On the morning of his execution, Kemmler was awakened at 5:00 a.m. He dressed quickly and put on a suit, necktie, and white shirt. After breakfast and some prayer, the top of his head was shaved. At 6:38 a.m., Kemmler entered the execution room and warden Charles Durston presented Kemmler to the 17 witnesses in attendance. Kemmler looked at the chair and said: “Gentlemen, I wish you all good luck. I believe I am going to a good place, and I am ready to go.”
Witnesses remarked that Kemmler was composed at his execution; he did not scream, cry, or resist in any way. He sat down on the chair, but was ordered to get up by the warden so a hole could be cut in his suit through which a second electrical lead could be attached. This was done and Kemmler sat down again. He was strapped to the chair, his face was covered and the metal restraint put on his bare head. He said, “Take it easy and do it properly, I’m in no hurry.” Durston replied, “Goodbye, William” and ordered the switch thrown.
The generator was charged with 1,000 volts, which was thought to be adequate to induce quick unconsciousness and cardiac arrest. The chair had already been tested; a horse had been electrocuted the day before. Current passed through Kemmler for 17 seconds. The power was turned off and Kemmler was declared dead by Edward Charles Spitzka. Witnesses noticed Kemmler was still breathing. The attending physicians, Spitzka and Carlos Frederick MacDonald, came forward to examine Kemmler. After confirming he was still alive, Spitzka reportedly called out, “Have the current turned on again, quick—no delay.”

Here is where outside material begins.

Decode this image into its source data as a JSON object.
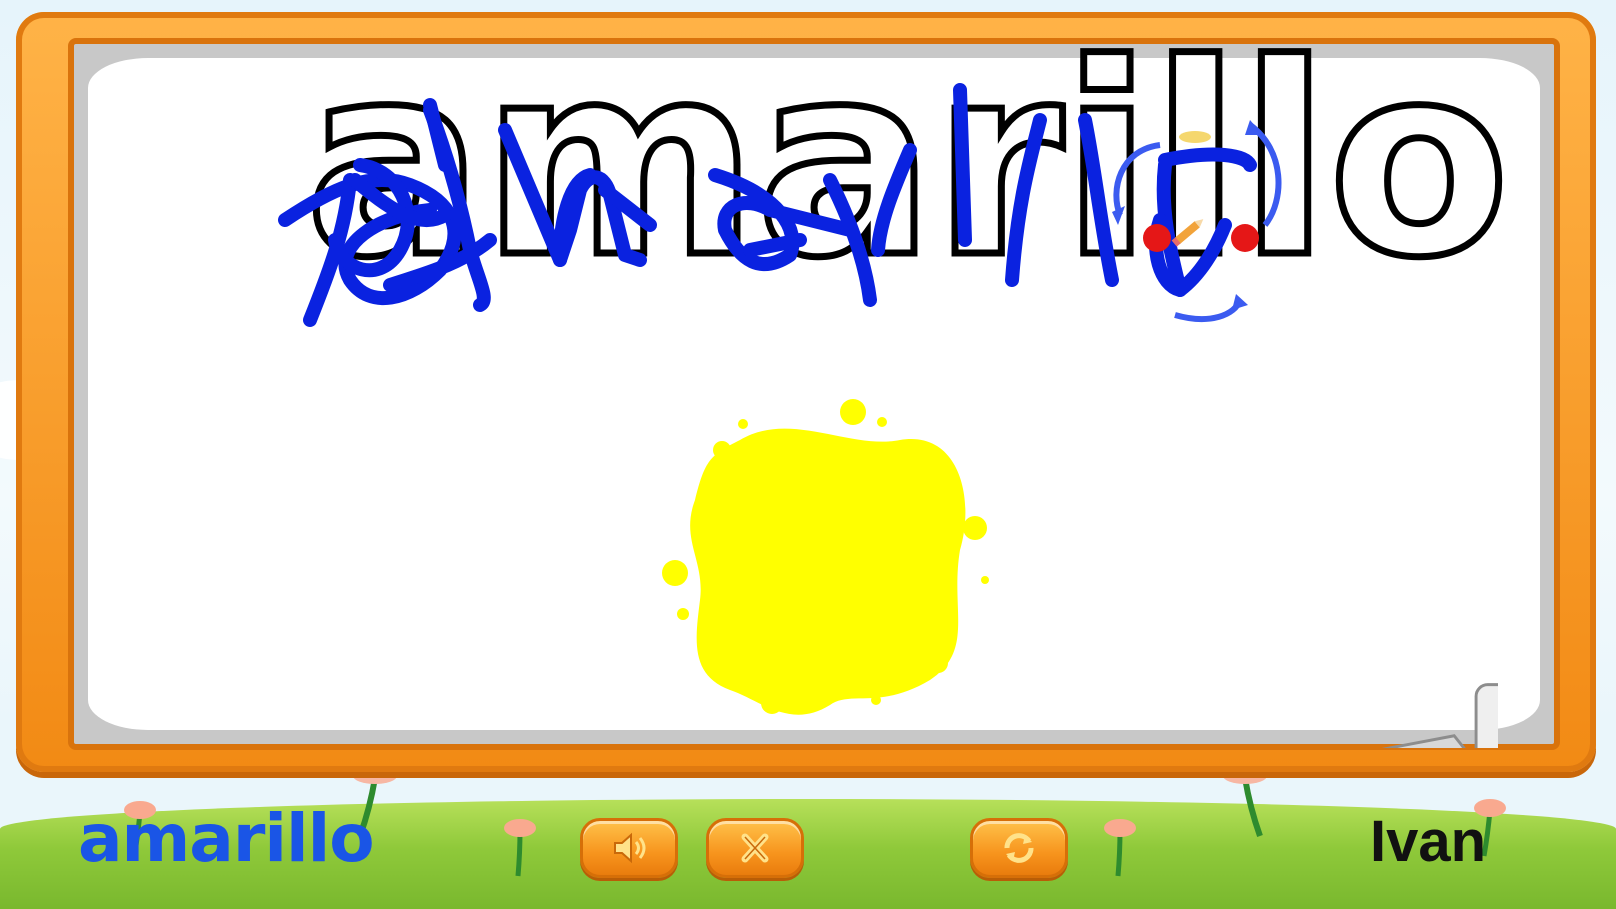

In the second attempt, Kemmler was shocked with 2,000 volts. Blood vessels under his skin ruptured and bled, and some witnesses claimed his body caught fire. The New York Times reported instead that “an awful odour began to permeate the death chamber, and then, as though to cap the climax of this fearful sight, it was seen that the hair under and around the electrode on the head and the flesh under and around the electrode at the base of the spine was singeing. The stench was unbearable. Upon autopsy, doctors had found the blood vessels under the cap of his skull had carbonised and the top of the brain had hardened. Witnesses reported the smell of burning flesh and several nauseated spectators tried to leave the room.
The execution took approximately eight minutes. The competitive newspaper reporters covering the Kemmler execution jumped on the abnormalities as each newspaper source tried to outdo each other with sensational headlines and reports. The New York Times ran the headline: “Far Worse Than Hanging”. Westinghouse later commented “They would have done better using an axe”.
Kemmler is buried in the precincts of the prison where his execution took place.
Last Week’s Birthdays
Michelle Yeoh (61), M. Night Shyamalan (53), Geri Horner (51), James Gunn (57), Mark Strong (60), Loni Anderson (78), Meghan Markle (42), Billy Bob Thornton (68), Lee Mack (55), Barack Obama (62), Evangeline Lilly (44), Stephen Graham (50), Martin Sheen (83), John C. McGinley (64), John Landis (73), Mamie Gummer (40), Steven Berkoff (86), James Hetfield (60), Sam Worthington (47), Edward Furlong (46), Kevin Smith (53), Jason Momoa (44), Adrian Dunbar (65), Daisy May Cooper (37), Michael Biehn (67), Emilia Fox (49), Wesley Snipes (61), Dean Cain (57), and J.K. Rowling (58).